Zero Dark Thirty (2012), directed by Kathryn Bigelow

I went into Zero Dark Thirty thinking that there was not a hope in hell it could live up to the hype.

I didn’t even understand the hype, but then again I didn’t fall head over heals for The Hurt Locker. Don’t get me wrong, I thought it was great, but not the greatest movie ever made, as some seemed to consider it (I’m long overdue for a revisit, for the record). Nor did I think a film about the hunt for Osama Bin Laden could be something I would find any particular interest in. Ra Ra America turns me off.

But I should have known Bigelow is better than that.

Zero Dark Thirty isn’t Ra Ra America, and it isn’t The Hurt Locker, a film easily as much action as war drama, as well as an explosive (excuse the pun) character study.

What it is is a meticulously crafted, terse, tense procedural that is among the most thrilling two and a half hours you could ever expect in a cinema. It takes material I never thought could possibly be interesting to me, mainly because I’m so sick of hearing about it, and spins a yarn out of it that I couldn’t take my eyes off of.

Basically it pulled a United 93 on me.

A procedural, by its nature, usually says the most by not saying much at all. It shows how something happened, usually sticking to a basic “why” and avoiding passing any moral judgement on the events it depicts. Part of me feels like a procedural is a low form of filmmaking, akin more to an episode of CSI than a cinematic masterpiece. But dammit if the other part of me doesn’t love them.

I think I’m in part right, because they do seem to drift from memory. As much as I remember thoroughly enjoying United 93 I haven’t seen it since and barely remember the particulars of it. I don’t hear it mentioned in many greatest films of the decade lists, despite an immense amount of critical love when it came out.

Zero Dark Thirty might be headed for the same fate, but I hope not, because really, when we’re talking about movies, is there anything better than an immersive, thrillingly good time at the cinema?

And besides, I think it achieves more than that.

I’m avoiding talking about particulars of the film because it’s somehow better to go in knowing very little about it. And there’s not much to say, really. It’s a linear, straight-faced telling of the events that led to the killing of Osama Bin Laden. It categorizes and reveals. It shows, it does not tell.

For the very reason that the movie seems so straight forward, Jessica Chastain’s performance is all the more notable. She is our only emotional context, our humanizing counterpoint for the historical events unfolding before us. We experience them with her, feel her frustration, take part in her obsession, sympathize with her loss of a part of that which makes her human.

Chastain pulls all this off in the spirit of the film. Her performance is never flashy. She has no big speeches or emotional meltdowns. She expresses all that she is going through in the way she carries herself, her expressions, the way she interacts with others. Her character changes considerably during the eight or so years the movie takes place over.

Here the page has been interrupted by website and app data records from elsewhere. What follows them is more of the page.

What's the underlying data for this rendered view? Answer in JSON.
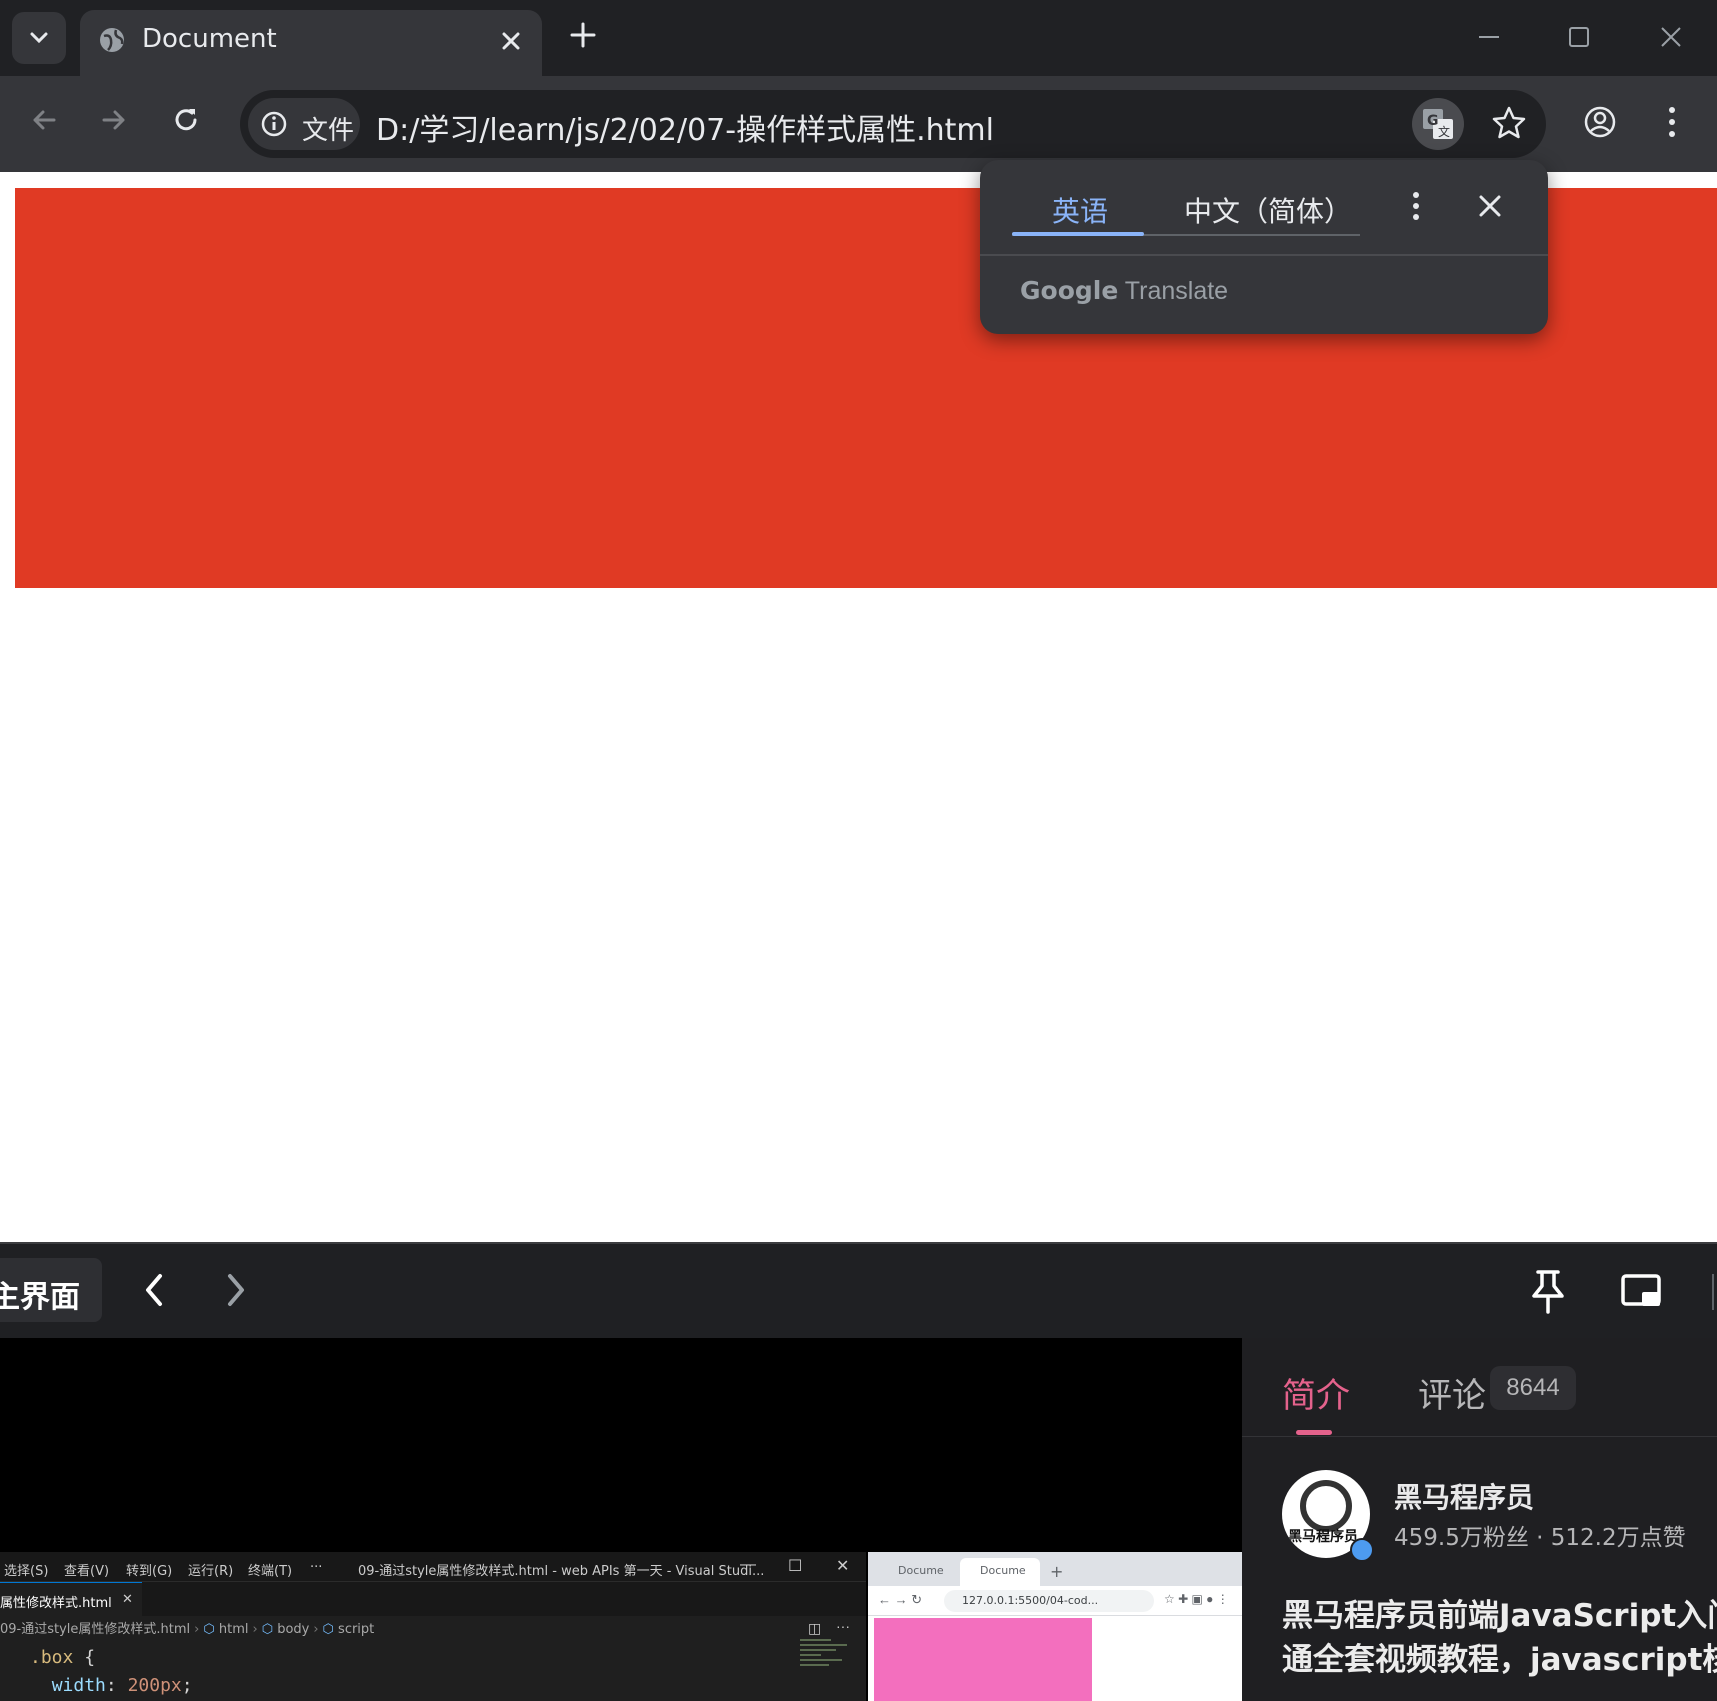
{
  "browser": {
    "tab": {
      "title": "Document"
    },
    "omnibox": {
      "chip_label": "文件",
      "url": "D:/学习/learn/js/2/02/07-操作样式属性.html"
    }
  },
  "page": {
    "box_color": "#e03a24"
  },
  "translate_popup": {
    "tabs": [
      "英语",
      "中文（简体）"
    ],
    "active_tab": 0,
    "brand_google": "Google",
    "brand_translate": "Translate"
  },
  "overlay": {
    "home_label": "主界面",
    "video": {
      "vscode": {
        "menu": [
          "选择(S)",
          "查看(V)",
          "转到(G)",
          "运行(R)",
          "终端(T)",
          "···"
        ],
        "window_title": "09-通过style属性修改样式.html - web APIs 第一天 - Visual Studi...",
        "tab_label": "属性修改样式.html",
        "breadcrumbs": [
          "09-通过style属性修改样式.html",
          "html",
          "body",
          "script"
        ],
        "code": {
          "line1_selector": ".box",
          "line1_brace": " {",
          "line2_prop": "width",
          "line2_sep": ": ",
          "line2_num": "200px",
          "line2_end": ";"
        }
      },
      "mini_browser": {
        "tabs": [
          "Docume",
          "Docume"
        ],
        "url": "127.0.0.1:5500/04-cod...",
        "box_color": "#f36fbe"
      }
    },
    "side": {
      "tabs": {
        "intro": "简介",
        "comments": "评论",
        "comment_count": "8644"
      },
      "avatar_text": "黑马程序员",
      "author": "黑马程序员",
      "stats": "459.5万粉丝 · 512.2万点赞",
      "description": [
        "黑马程序员前端JavaScript入门",
        "通全套视频教程，javascript核心"
      ]
    }
  }
}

Thanks to the performance those changes are subtle, but they are not lost and, in fact, they provide the humanizing context that makes the film work so well.

Okay, there’s been a lot of talk about the torture in the film, so I feel I should say something. I believe there is no issue here and to suggest that the film condones torture is ridiculous. This is a film that shows what happened. It doesn’t judge how it happened. And if it does at all, I think it does so in a way that recognizes the cost (personal, moral, human) of finding Bin Laden.

Just because a film shows something does not mean it condones it. Clearly this treatment of prisoners happened. And it helped lead to the ultimate conclusion. Fact. Should it have happened that way? Is torture an effective means of gaining information? That’s a judgement call that the film does not make. It recognizes the change that happened when Obama came in. It recognizes the shifting values of American foreign policy, of the attitudes immediately after 9/11 versus the attitudes after the dust settles. But it offers no opinion.

To suggest otherwise is ridiculous and shows a lack of understanding of the subtleties and intent of the movie.

This is a stellar bit of filmmaking. Many have said already, but the lack of an Oscar nomination for Kathryn Bigelow is horrendous. As much as I enjoyed Silver Linings Playbook, David O. Russell’s heavy handed Hollywood approach has nothing on what Bigelow has managed to accomplish here. With such a light touch, or perhaps more accurately, an invisible touch, she has managed so much.

This is truly accomplished filmmaking and one hell of a great movie. It would have made my best of 2012 list without question.

Zero Dark Thirty is in cinemas now.